The High Ground: Iran Takes Diplomatic Approach Amid Rising Regional Tensions
AP Photo / Petr David JosekWorld04:18 13.05.2018Get short URL
Iran’s Foreign Minister Mohammad Javad Zarif is leaving for a diplomatic tour of China, Russia and the EU late Saturday as Israel and the US try to push the Islamic state into war.
Iran’s Foreign Minister Mohammad Javad Zarif is leaving on a planned diplomatic trip, during which he will visit Beijing, Russia and the EU to negotiate with the remaining sides of the 2015 Joint Comprehensive Plan of Action (JCPOA) Iranian nuclear deal.
His visit comes as US President Donald Trump announced that the US would withdraw from the landmark treaty, and Israel attacked alleged Iranian forces stationed in Syria.
Iran appears to be determined not to get dragged into a full-scale war, despite unprovoked Israeli airstrikes, consistently conducted under a pretext of retaliation that Tehran has consistently noted as false.
As reported earlier by Sputnik, Israeli Defence Minister Avigdor Lieberman on Friday urged Syrian President Bashar al-Assad to “throw the Iranians out” of his country in hopes of provoking an Iranian military action.
“The repeated attacks by the Zionist regime on Syrian territory were carried out under pretexts that were invented by themselves and are without foundation,” Foreign Ministry spokesman Bahram Ghasemi said, without elaborating.
The five remaining sides of the JCPOA — China, Russia, France, Britain and Germany — have unilaterally condemned the decision by Trump’s administration to ditch the deal; however, European countries are vulnerable to economic pressure from Washington, AFP notes.
In the meantime, protesters have rallied in Iran and Israel, as both sides express belligerence.
“Officials shouldn’t trust France and Britain.

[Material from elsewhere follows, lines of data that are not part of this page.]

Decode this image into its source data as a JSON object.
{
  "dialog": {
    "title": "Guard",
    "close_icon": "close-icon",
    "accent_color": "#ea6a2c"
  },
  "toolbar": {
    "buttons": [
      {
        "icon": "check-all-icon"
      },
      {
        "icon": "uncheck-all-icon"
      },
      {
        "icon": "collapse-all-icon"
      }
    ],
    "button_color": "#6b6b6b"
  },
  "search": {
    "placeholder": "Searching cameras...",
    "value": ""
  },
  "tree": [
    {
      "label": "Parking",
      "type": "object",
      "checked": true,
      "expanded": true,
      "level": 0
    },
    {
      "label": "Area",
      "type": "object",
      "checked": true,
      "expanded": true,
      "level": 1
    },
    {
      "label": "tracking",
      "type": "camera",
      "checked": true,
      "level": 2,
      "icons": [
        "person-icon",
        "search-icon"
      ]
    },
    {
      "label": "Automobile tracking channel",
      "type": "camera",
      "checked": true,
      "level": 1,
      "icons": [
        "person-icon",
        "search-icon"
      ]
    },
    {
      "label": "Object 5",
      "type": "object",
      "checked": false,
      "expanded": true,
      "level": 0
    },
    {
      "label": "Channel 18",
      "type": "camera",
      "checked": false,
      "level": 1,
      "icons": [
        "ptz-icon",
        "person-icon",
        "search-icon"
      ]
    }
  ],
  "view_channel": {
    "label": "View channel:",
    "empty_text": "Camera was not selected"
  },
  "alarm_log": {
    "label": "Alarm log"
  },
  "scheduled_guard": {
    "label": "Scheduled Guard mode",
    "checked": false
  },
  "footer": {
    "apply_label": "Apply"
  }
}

They will never abandon the US for us,” an Iranian protester told reporters.
“We came here to pray to God after the victory against Iran,” said a Jerusalem rabbi, one of some 200 Jews gathered at the Western Wall for prayers “against the enemy.”
Experts note that Iran can “activate” its powerful Lebanese ally — Hezbollah — thus potentially opening a second front in a potential conflict against Tel Aviv. Deadly shootings on Israel’s border with Palestine are adding fuel to the flame.
The White House puts all the blame on Iran and its “reckless actions,” calling Iran a “severe threat to stability” in the Middle East.
“Already this week, the IRGC [the Iranian Revolutionary Guard Corps] fired rockets at Israel citizens, and Iran’s proxies in Yemen have launched a ballistic missile at Riyadh,” a statement from the White House declared.
The United States has said, however, that despite its withdrawal from the 2015 nuclear accord, it wants inspections by the UN nuclear watchdog, the International Atomic Energy Agency, to continue in Iran.
Also: IAEA chief inspector Tero Varjoranta resigned Saturday, without giving a reason for a sudden departure.
Experts also note that Javad Zarif’s diplomatic trip is a rare opportunity for Iran to gain the moral high ground, by showing the world that they seek a diplomatic approach.
“For the first time, Iran has the chance to show the world they are not the rogue nation they are always presented as, that they negotiated in good faith and keep to their commitments,” said Karim Emile Bitar, of the Institute for International and Strategic Affairs in Paris.
Of all signatories to the Iranian JCPOA nuclear deal, Russia is the only country that has good international relations with both Iran and Israel. Moscow could become a mediator in a dialogue between the two middle eastern nations, it has been suggested.
Russian foreign minister Sergei Lavrov said “all issues should be solved through dialogue” and that Russia has warned Israel to avoid “all actions that could be seen as provocative.”